“It’s the same thing with food. You can literally taste every single ingredient in a dish and start to get really curious about what some of those ingredients are. You taste the food the way it was meant to be tasted,” he says.

And when you try that same meal again without having used marijuana you can still taste all those ingredients, Coohill continues. “It’s almost as if pot trains us how to taste or enjoy something.”

Turning a Meal into an
Exciting Journey

Imagine you go out to dinner with a group of friends. You order wine, a few appetizers. Somebody remarks how good the crab cake is and conversation moves on. You could be talking about the weather, the kids…10 percent of the conversation would be about the food.

Couple eating food #oncannabis

Celebrate shared culinary moments #oncannabis, and the memories will last a lifetime.

Ingest a little herb before the meal and the ratio is likely to balance itself at 50-50, like – wow – what’s happening here? Let’s all taste this together.

“The food becomes more interesting and you’re suddenly exploring it and enjoying it together,” Coohill says. “Now we’re talking about it a lot more, honing in on this experience that we’re paying good money for as opposed to just a general conversation.”

The Right Strain for the Right Meal

Coohill believes that the next big focus in THC-inspired dining will be figuring out which strains pair best with how we taste different types of foods – not unlike pairing certain wines with particular dishes.

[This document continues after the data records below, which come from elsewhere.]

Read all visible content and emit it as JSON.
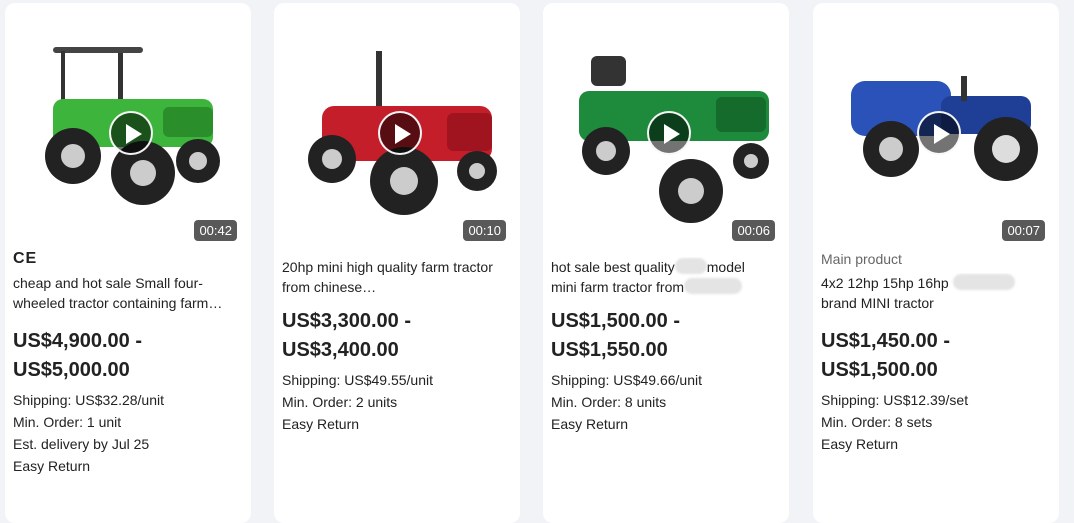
{
  "products": [
    {
      "duration": "00:42",
      "badge": "CE",
      "title": "cheap and hot sale Small four-wheeled tractor containing farm…",
      "price_line1": "US$4,900.00 -",
      "price_line2": "US$5,000.00",
      "shipping": "Shipping: US$32.28/unit",
      "min_order": "Min. Order: 1 unit",
      "delivery": "Est. delivery by Jul 25",
      "return": "Easy Return",
      "body_color": "#3db53d"
    },
    {
      "duration": "00:10",
      "title": "20hp mini high quality farm tractor from chinese…",
      "price_line1": "US$3,300.00 -",
      "price_line2": "US$3,400.00",
      "shipping": "Shipping: US$49.55/unit",
      "min_order": "Min. Order: 2 units",
      "return": "Easy Return",
      "body_color": "#c41e2b"
    },
    {
      "duration": "00:06",
      "title_part1": "hot sale best quality",
      "title_part2": "model",
      "title_part3": "mini farm tractor from",
      "price_line1": "US$1,500.00 -",
      "price_line2": "US$1,550.00",
      "shipping": "Shipping: US$49.66/unit",
      "min_order": "Min. Order: 8 units",
      "return": "Easy Return",
      "body_color": "#1e8a3c"
    },
    {
      "duration": "00:07",
      "tag": "Main product",
      "title_part1": "4x2 12hp 15hp 16hp",
      "title_part2": "brand MINI tractor",
      "price_line1": "US$1,450.00 -",
      "price_line2": "US$1,500.00",
      "shipping": "Shipping: US$12.39/set",
      "min_order": "Min. Order: 8 sets",
      "return": "Easy Return",
      "body_color": "#2a52b8"
    }
  ]
}
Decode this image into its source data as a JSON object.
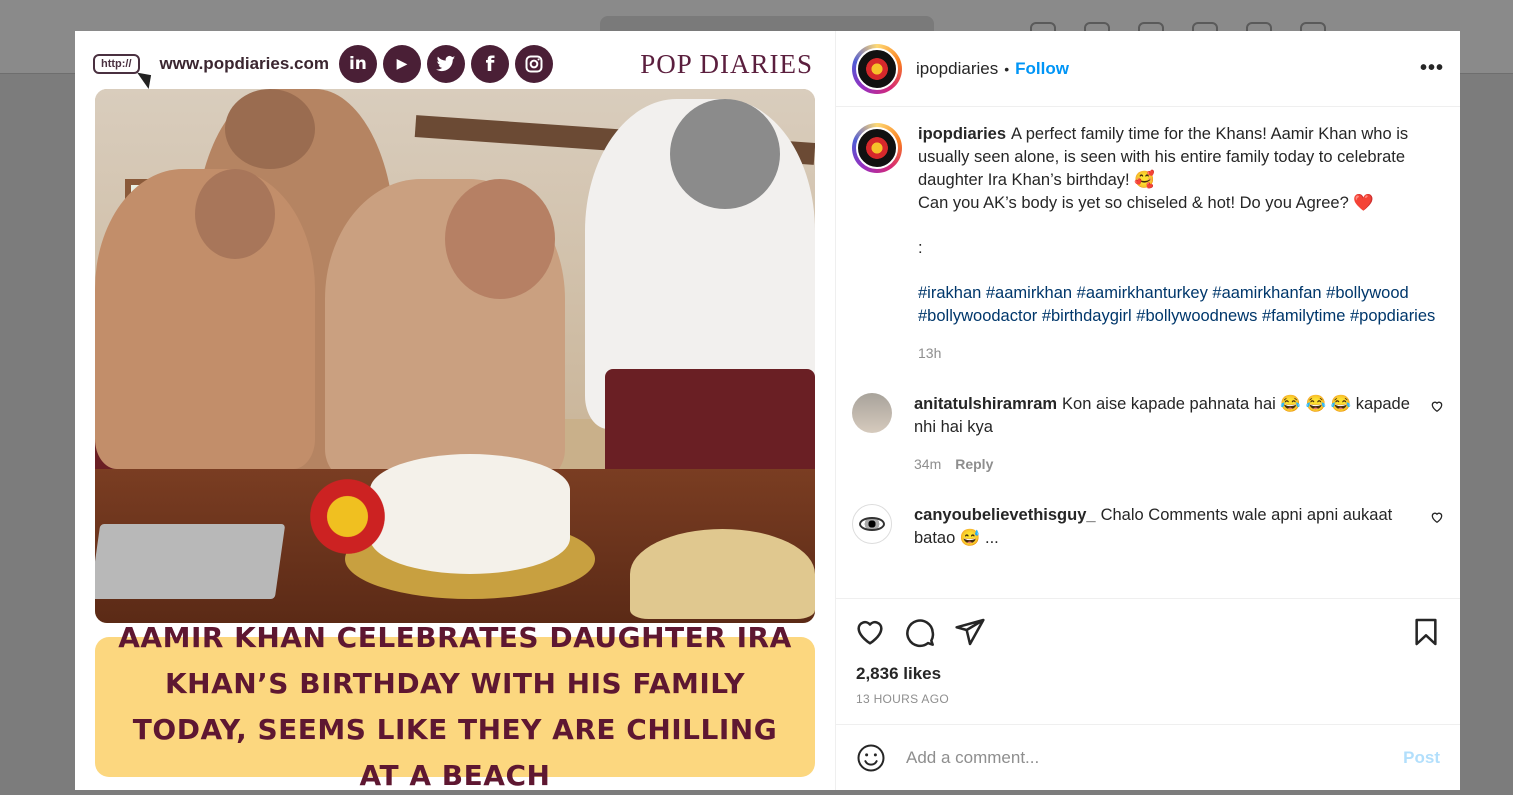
{
  "poster": {
    "url_tag": "http://",
    "site_url": "www.popdiaries.com",
    "social_icons": [
      {
        "icon": "linkedin-icon",
        "glyph": "in"
      },
      {
        "icon": "youtube-icon",
        "glyph": "▶"
      },
      {
        "icon": "twitter-icon",
        "glyph": "🐦"
      },
      {
        "icon": "facebook-icon",
        "glyph": "f"
      },
      {
        "icon": "instagram-icon",
        "glyph": "◎"
      }
    ],
    "brand": "POP DIARIES",
    "headline": "AAMIR KHAN CELEBRATES DAUGHTER IRA KHAN’S BIRTHDAY WITH HIS FAMILY TODAY, SEEMS LIKE THEY ARE CHILLING AT A BEACH",
    "headline_bg": "#fcd77f",
    "headline_color": "#5e1731"
  },
  "header": {
    "username": "ipopdiaries",
    "separator": "•",
    "follow_label": "Follow",
    "more_label": "•••"
  },
  "caption": {
    "username": "ipopdiaries",
    "text_line1": "A perfect family time for the Khans! Aamir Khan who is usually seen alone, is seen with his entire family today to celebrate daughter Ira Khan’s birthday! 🥰",
    "text_line2": "Can you AK’s body is yet so chiseled & hot! Do you Agree? ❤️",
    "text_line3": ":",
    "hashtags": "#irakhan #aamirkhan #aamirkhanturkey #aamirkhanfan #bollywood #bollywoodactor #birthdaygirl #bollywoodnews #familytime #popdiaries",
    "time": "13h"
  },
  "comments": [
    {
      "username": "anitatulshiramram",
      "text": "Kon aise kapade pahnata hai 😂 😂 😂 kapade nhi hai kya",
      "time": "34m",
      "reply_label": "Reply"
    },
    {
      "username": "canyoubelievethisguy_",
      "text": "Chalo Comments wale apni apni aukaat batao 😅 ..."
    }
  ],
  "likes": "2,836 likes",
  "posted_ago": "13 HOURS AGO",
  "add_comment": {
    "placeholder": "Add a comment...",
    "post_label": "Post"
  },
  "colors": {
    "accent": "#0095f6",
    "hashtag": "#00376b",
    "post_disabled": "#b2dffc"
  }
}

Maybe a sativa would match well with the complexity of French or Italian food, and a spicy Mexican meal might pleasantly contrast with a relaxing indica strain.

Mexican food

Do you agree that an indica strain would pair well with spicy Mexican food? What other tantalizing combinations might we explore?

That’s not to say we need to toke up before every meal. When enhanced sensitivity becomes the new normal every time we sit down to dinner, we might or might not lose appreciation of that exhilarating contrast.

Keeping Everything in Moderation

In all his years working as a chef, Coohill has never seen a pot-related incident where a guest was so stoned they’d become an annoyance to the other guests. He cannot say the same for alcohol.

He points out that within the restaurant industry, opponents of legalization were afraid that it would cause liquor sales to go down. And they were afraid that people would smoke pot all day and be too lazy to make it to the restaurants. None of that has happened, except maybe an increase in dessert sales, Coohill jokes.

Dessert and cannabis

Still have room for dessert? Remember you don’t have to eat the whole thing if you’re full!

“Pot and alcohol are two totally different experiences. Whichever you choose as a companion to your evening is fine. The most important thing in both cases is moderation and responsibility,” Coohill says.

Your Favorite Food Experience #OnCannabis?

Did we get you thinking about food and cannabis in a different way? Are there specific food and strain combinations you’d like to try? Any recommendations?

If you liked this latest installment in the #oncannabis campaign, be sure to share with your friends and check out the previous two videos.

  1. How to Literally Out Run the Stoner Stigma #OnCannabis
  2. Can You Find Wellness with Cannabis and Yoga?

 

Stay tuned for another #oncannabis video next week!